iPhone 8's software isn't ready yet either, dread ensues at Apple

Although Touch ID is the favorite whipping boy for whatever delays or flaws the iPhone 8 might, it is apparently far from being the only source of worry for Cupertino. This time, however, it isn't the new hardware that's the problem but the software using those hardware. If theses issues aren't resolved in time, Apple might be forced to either delay the iPhone 8 launch or ship it on time with certain features disabled. Neither are ideal scenarios for this 10th anniversary smartphone.

A Touch ID under the screen isn't the only new hardware feature Apple has planned for the iPhone 8, at least according to sources. Those include Qi wireless charging as well as a front-facing 3D sensor ala Microsoft Kinect. These aren't exactly new, save perhaps for the 3D sensor, but they're definitely new for an iPhone and for Apple in general.

Sources say that these pieces of hardware work just fine. The problem is that the software driving them don't. It isn't clear whether that means the user-facing apps and settings or something deeper. Either way, the problems are significant enough that it's causing a sense of panic over at Apple HQ. It is perhaps even more critical for the 3D sensor as it is believed to replace the functionality of Touch ID, which may not make it to the final iPhone 8.

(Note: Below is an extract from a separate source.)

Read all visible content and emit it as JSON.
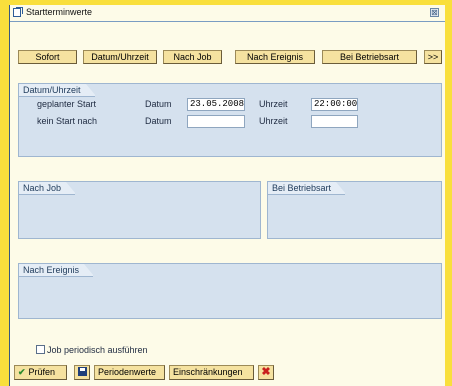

If developers at Apple won't be able to fix those bugs in time and to Apple's satisfaction, Apple's safest bet would be to ship an iPhone 8 with those features disabled. Apple has done that before with new hardware like the iPhone 7 Plus' camera or even NFC chips. It will still take flack for that, but certain factors might mitigate it. For one, Apple supposedly won't be shipping a wireless charging mat on time either.

The light at the end of the tunnel is that, at least according to this latest source, the iPhone 8 will, "in all likelihood", ship with Touch ID, and one embedded under the display. This would make the 3D sensor a bit superfluous, giving Apple enough time to iron out the software kinks.

SOURCE: Fast Company